'For the happiness and opportunities which the 13 children will receive from their biological father, who does not have a history of bad behaviour, the court rules that all 13 born from surrogacy to be legal children of the plaintiff,' the Court said in a statement.

The Thai women who acted as surrogates, sought custody over the children themselves in 2015 (reported in BioNews 786). However, BBC News – citing the recent decision – said that the women had now forfeited any rights to the children.

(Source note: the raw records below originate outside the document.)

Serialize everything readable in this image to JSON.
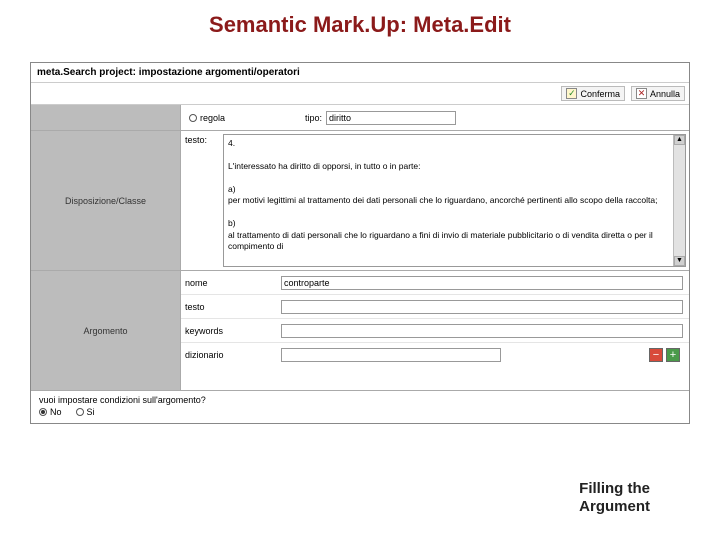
{
  "slide_title": "Semantic Mark.Up: Meta.Edit",
  "caption_line1": "Filling the",
  "caption_line2": "Argument",
  "app": {
    "title": "meta.Search project: impostazione argomenti/operatori",
    "confirm_label": "Conferma",
    "cancel_label": "Annulla"
  },
  "row1": {
    "radio_label": "regola",
    "tipo_label": "tipo:",
    "tipo_value": "diritto"
  },
  "row2": {
    "section_label": "Disposizione/Classe",
    "testo_label": "testo:",
    "body_html": "4.<br><br>L'interessato ha diritto di opporsi, in tutto o in parte:<br><br>a)<br>per motivi legittimi al trattamento dei dati personali che lo riguardano, ancorché pertinenti allo scopo della raccolta;<br><br>b)<br>al trattamento di dati personali che lo riguardano a fini di invio di materiale pubblicitario o di vendita diretta o per il compimento di"
  },
  "row3": {
    "section_label": "Argomento",
    "nome_label": "nome",
    "nome_value": "controparte",
    "testo_label": "testo",
    "testo_value": "",
    "keywords_label": "keywords",
    "keywords_value": "",
    "dizionario_label": "dizionario",
    "dizionario_value": ""
  },
  "bottom": {
    "question": "vuoi impostare condizioni sull'argomento?",
    "no_label": "No",
    "si_label": "Si"
  }
}
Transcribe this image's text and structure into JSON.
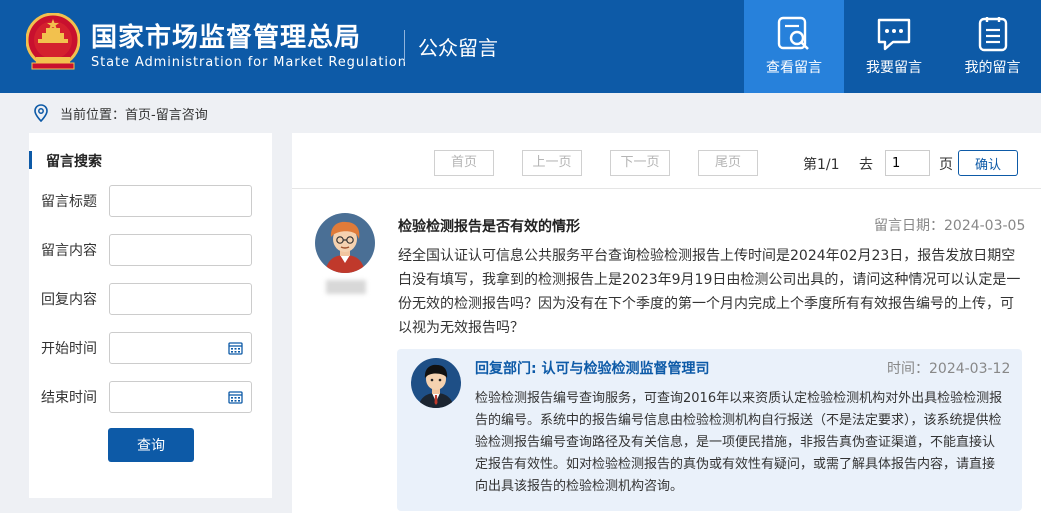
{
  "header": {
    "title_cn": "国家市场监督管理总局",
    "title_en": "State Administration for Market Regulation",
    "section": "公众留言",
    "nav": [
      {
        "label": "查看留言",
        "icon": "search-document-icon",
        "active": true
      },
      {
        "label": "我要留言",
        "icon": "chat-bubble-icon",
        "active": false
      },
      {
        "label": "我的留言",
        "icon": "list-document-icon",
        "active": false
      }
    ]
  },
  "breadcrumb": {
    "text": "当前位置：首页-留言咨询",
    "icon": "location-pin-icon"
  },
  "search_panel": {
    "title": "留言搜索",
    "fields": [
      {
        "label": "留言标题",
        "value": ""
      },
      {
        "label": "留言内容",
        "value": ""
      },
      {
        "label": "回复内容",
        "value": ""
      },
      {
        "label": "开始时间",
        "value": "",
        "icon": "calendar-icon"
      },
      {
        "label": "结束时间",
        "value": "",
        "icon": "calendar-icon"
      }
    ],
    "submit": "查询"
  },
  "pager": {
    "first": "首页",
    "prev": "上一页",
    "next": "下一页",
    "last": "尾页",
    "status": "第1/1",
    "goto": "去",
    "page_value": "1",
    "page_unit": "页",
    "confirm": "确认"
  },
  "message": {
    "title": "检验检测报告是否有效的情形",
    "date": "留言日期：2024-03-05",
    "body": "经全国认证认可信息公共服务平台查询检验检测报告上传时间是2024年02月23日，报告发放日期空白没有填写，我拿到的检测报告上是2023年9月19日由检测公司出具的，请问这种情况可以认定是一份无效的检测报告吗？因为没有在下个季度的第一个月内完成上个季度所有有效报告编号的上传，可以视为无效报告吗？"
  },
  "reply": {
    "dept": "回复部门: 认可与检验检测监督管理司",
    "time": "时间：2024-03-12",
    "body": "检验检测报告编号查询服务，可查询2016年以来资质认定检验检测机构对外出具检验检测报告的编号。系统中的报告编号信息由检验检测机构自行报送（不是法定要求），该系统提供检验检测报告编号查询路径及有关信息，是一项便民措施，非报告真伪查证渠道，不能直接认定报告有效性。如对检验检测报告的真伪或有效性有疑问，或需了解具体报告内容，请直接向出具该报告的检验检测机构咨询。"
  },
  "colors": {
    "brand": "#0d5aa7",
    "nav_active": "#2781db",
    "reply_bg": "#eaf1fa",
    "page_bg": "#eef0f4"
  }
}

The case, which became known as the 'baby factory' scandal in the press, cast a spotlight on Thailand's surrogacy industry and the Thai government shortly afterwards introduced a ban on foreigners from paying for surrogacy in the country. It is claimed that Shigeta paid the surrogates between $9,300 and $12,500 each.

Commenting on the case, Sam Everingham, founder of the Australian consultancy organisation, Families Through Surrogacy, said: 'The case of Mitsutoki Shigeta is way outside the norm for cross-border surrogacy. Fathering 13 children via surrogacy highlights the need for regulation of surrogacy at a domestic level.'

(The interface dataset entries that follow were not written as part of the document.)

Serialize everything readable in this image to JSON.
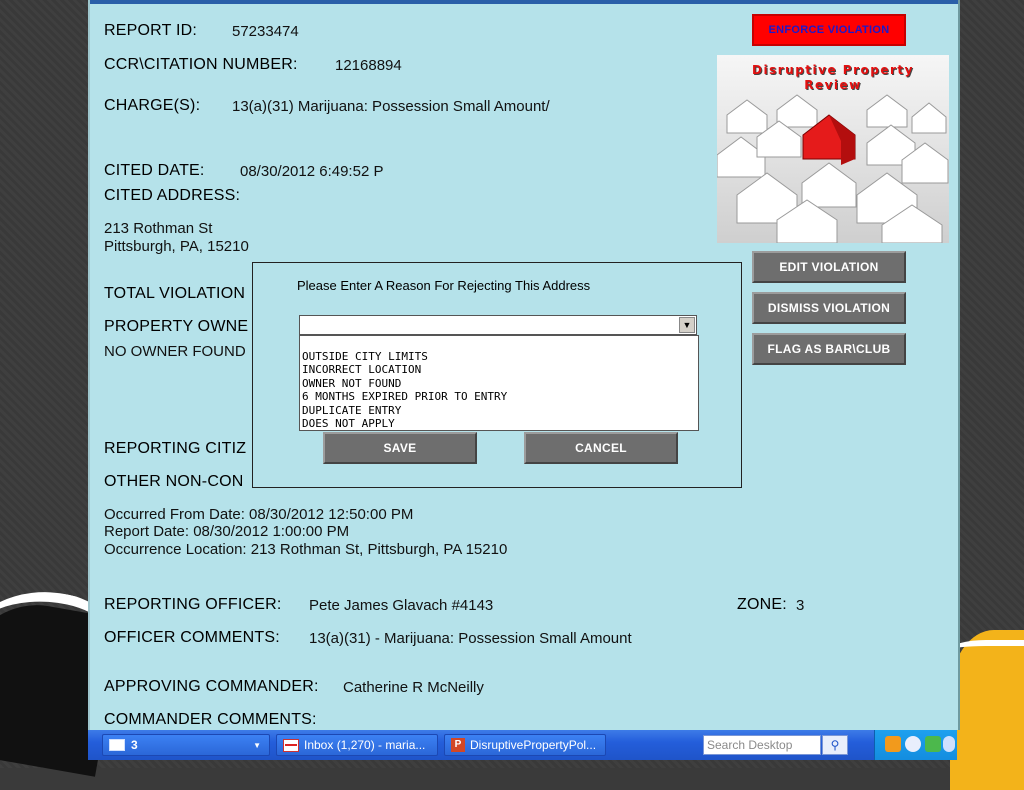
{
  "report": {
    "id_label": "REPORT  ID:",
    "id_value": "57233474",
    "citation_label": "CCR\\CITATION NUMBER:",
    "citation_value": "12168894",
    "charge_label": "CHARGE(S):",
    "charge_value": "13(a)(31) Marijuana: Possession Small Amount/",
    "cited_date_label": "CITED DATE:",
    "cited_date_value": "08/30/2012  6:49:52 P",
    "cited_address_label": "CITED ADDRESS:",
    "address_line1": "213 Rothman St",
    "address_line2": "Pittsburgh, PA, 15210",
    "total_violation_label": "TOTAL VIOLATION",
    "property_owner_label": "PROPERTY OWNE",
    "property_owner_value": "NO OWNER FOUND",
    "reporting_citizen_label": "REPORTING CITIZ",
    "other_non_label": "OTHER NON-CON",
    "occurred_from": "Occurred From Date: 08/30/2012 12:50:00 PM",
    "report_date": "Report Date: 08/30/2012 1:00:00 PM",
    "occurrence_location": "Occurrence Location: 213 Rothman St, Pittsburgh, PA 15210",
    "reporting_officer_label": "REPORTING OFFICER:",
    "reporting_officer_value": "Pete James Glavach  #4143",
    "zone_label": "ZONE:",
    "zone_value": "3",
    "officer_comments_label": "OFFICER COMMENTS:",
    "officer_comments_value": "13(a)(31) - Marijuana: Possession Small Amount",
    "approving_commander_label": "APPROVING COMMANDER:",
    "approving_commander_value": "Catherine R McNeilly",
    "commander_comments_label": "COMMANDER COMMENTS:"
  },
  "actions": {
    "enforce": "ENFORCE VIOLATION",
    "edit": "EDIT VIOLATION",
    "dismiss": "DISMISS VIOLATION",
    "flag": "FLAG AS BAR\\CLUB"
  },
  "thumbnail": {
    "title_line1": "Disruptive Property",
    "title_line2": "Review"
  },
  "modal": {
    "prompt": "Please Enter A Reason For Rejecting This Address",
    "selected_value": "",
    "options": [
      "OUTSIDE CITY LIMITS",
      "INCORRECT LOCATION",
      "OWNER NOT FOUND",
      "6 MONTHS EXPIRED PRIOR TO ENTRY",
      "DUPLICATE ENTRY",
      "DOES NOT APPLY"
    ],
    "save": "SAVE",
    "cancel": "CANCEL"
  },
  "taskbar": {
    "group_count": "3",
    "inbox": "Inbox (1,270) - maria...",
    "ppt": "DisruptivePropertyPol...",
    "search_placeholder": "Search Desktop"
  },
  "colors": {
    "panel": "#b5e2ea",
    "enforce_bg": "#ff0000",
    "enforce_text": "#1a1acd",
    "button_gray": "#6e6e6e",
    "taskbar": "#245edb"
  }
}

A total of 17 babies have so far been identified in Thailand as having been fathered by Shigeta, who already has custody of four of the children. CNN reports he also has two further children born to surrogates in India.

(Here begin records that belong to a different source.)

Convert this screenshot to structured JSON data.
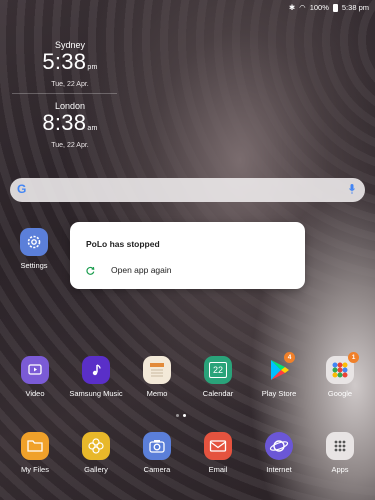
{
  "status_bar": {
    "battery": "100%",
    "time": "5:38 pm"
  },
  "clocks": [
    {
      "city": "Sydney",
      "time": "5:38",
      "ampm": "pm",
      "date": "Tue, 22 Apr."
    },
    {
      "city": "London",
      "time": "8:38",
      "ampm": "am",
      "date": "Tue, 22 Apr."
    }
  ],
  "search": {
    "logo": "G"
  },
  "dialog": {
    "title": "PoLo has stopped",
    "action_label": "Open app again"
  },
  "settings_app": {
    "label": "Settings"
  },
  "apps_row1": [
    {
      "label": "Video"
    },
    {
      "label": "Samsung Music"
    },
    {
      "label": "Memo"
    },
    {
      "label": "Calendar",
      "day": "22"
    },
    {
      "label": "Play Store",
      "badge": "4"
    },
    {
      "label": "Google",
      "badge": "1"
    }
  ],
  "apps_row2": [
    {
      "label": "My Files"
    },
    {
      "label": "Gallery"
    },
    {
      "label": "Camera"
    },
    {
      "label": "Email"
    },
    {
      "label": "Internet"
    },
    {
      "label": "Apps"
    }
  ]
}
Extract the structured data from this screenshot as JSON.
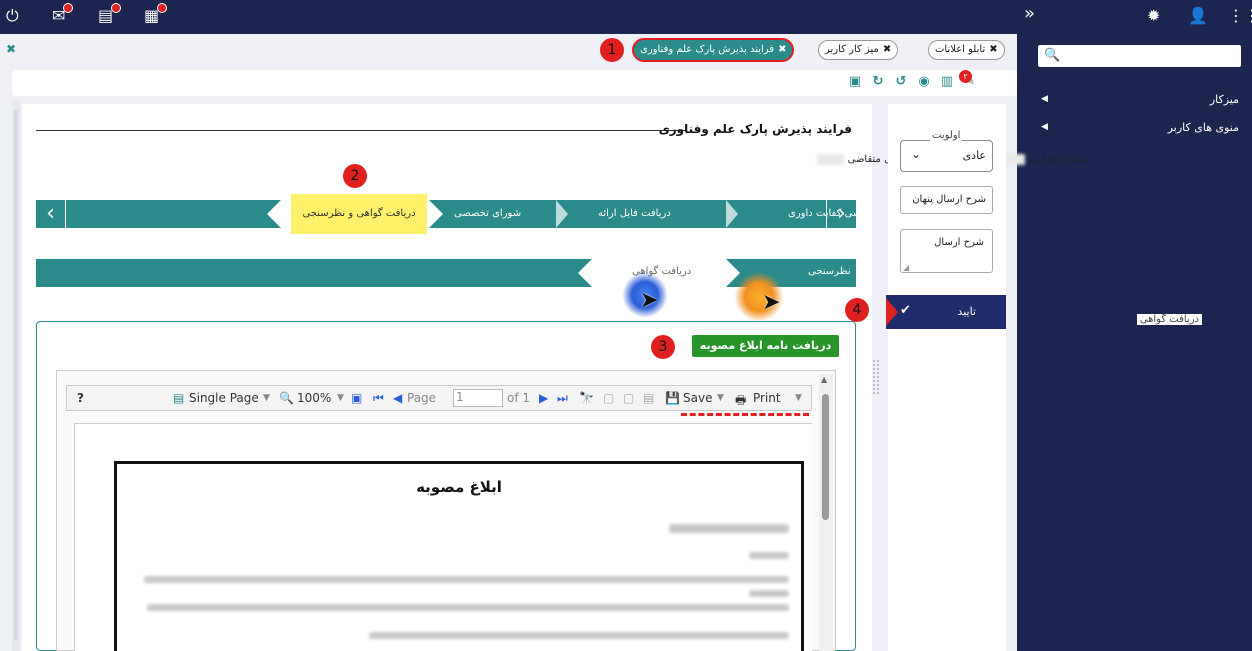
{
  "topbar": {
    "left_icons": [
      "power-icon",
      "mail-icon",
      "document-icon",
      "calendar-icon"
    ],
    "right_icons": [
      "chevrons-right-icon",
      "gear-icon",
      "user-icon",
      "grid-icon"
    ]
  },
  "sidebar": {
    "search_placeholder": "",
    "items": [
      {
        "label": "میزکار"
      },
      {
        "label": "منوی های کاربر"
      }
    ]
  },
  "tabs": [
    {
      "label": "تابلو اعلانات"
    },
    {
      "label": "میز کار کاربر"
    },
    {
      "label": "فرایند پذیرش پارک علم وفناوری"
    }
  ],
  "toolbar": {
    "badge_count": "۲"
  },
  "form": {
    "title": "فرایند پذیرش پارک علم وفناوری",
    "applicant_label": "نام و نام خانوادگی متقاضی",
    "process_number_label": "شماره فرآیند:"
  },
  "steps": [
    {
      "label": "سی کفایت داوری"
    },
    {
      "label": "دریافت فایل ارائه"
    },
    {
      "label": "شورای تخصصی"
    },
    {
      "label": "دریافت گواهی و نظرسنجی"
    }
  ],
  "subtabs": [
    {
      "label": "نظرسنجی"
    },
    {
      "label": "دریافت گواهی"
    }
  ],
  "fieldset_legend": "دریافت گواهی",
  "download_button": "دریافت نامه ابلاغ مصوبه",
  "viewer": {
    "help": "?",
    "single_page": "Single Page",
    "zoom": "100%",
    "page_label": "Page",
    "page_value": "1",
    "of_label": "of 1",
    "save": "Save",
    "print": "Print"
  },
  "document": {
    "title": "ابلاغ مصوبه"
  },
  "right_panel": {
    "priority_legend": "اولویت",
    "priority_value": "عادی",
    "hidden_note_placeholder": "شرح ارسال پنهان",
    "note_placeholder": "شرح ارسال",
    "confirm_label": "تایید"
  },
  "annotations": [
    "1",
    "2",
    "3",
    "4"
  ],
  "colors": {
    "navy": "#1b2550",
    "teal": "#2b8a8a",
    "green": "#27952a",
    "highlight": "#fff26a",
    "annotation_red": "#e02020"
  }
}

SOURCES & REFERENCES
Japanese 'baby factory' dad wins custody of 13 Thai surrogate children
The Telegraph |  20 February 2018
Japanese man wins sole custody of 13 surrogacy children
The Guardian |  20 February 2018
Japanese millionaire dubbed the ‘baby factory’ dad just won custody of 13 surrogate children
Washington Post |  20 February 2018
Mitsutoki Shigeta: 'Baby factory' dad wins paternity rights
BBC News |  20 February 2018
RELATED ARTICLES FROM THE BIONEWS ARCHIVE
3 September 2018 - by Sarah Pritchard 
Nearly 30 Spanish families are unable to leave Ukraine with their surrogate-born infants, as they are unable to register the births with the Spanish Consular Civil Registry of the Spanish Embassy in Kiev...
2 July 2018 - by Dr Sam Sherratt 
Police in Cambodia have discovered 33 pregnant women who were working as part of an illegal surrogacy operation in Phnom Penh...
8 May 2018 - by Helen Robertson 
Britain's oldest new parents have had their one-year-old child, born through surrogacy, taken into care by Social Services...
12 February 2018 - by Theofanis Michailidis 
Lyle Hillyard of the Utah state Senate is seeking to overturn legislation giving legal protection to parties involved in surrogacy agreements, to prevent it being used by same-sex couples...
22 January 2018 - by Ruth Retassie 
Details of Ireland's proposed Assisted Human Reproduction Bill were revealed in a meeting of the Oireachtas Health Committee...
18 December 2017 - by Adem Muzaffer, Elizabeth Isaacs QC and Natalie Gamble 
In May 2016, the President of the Family Division, Sir James Munby, declared that certain provisions of UK surrogacy law were incompatible with a father and child’s human rights...
4 December 2017 - by Jen Willows 
Of Kith and Kin is a play about surrogacy that seems to have very little to say about surrogacy...
HAVE YOUR SAY
Log in to add a Comment.

By posting a comment you agree to abide by the BioNews terms and conditions


Syndicate this story - click here to enquire about using this story.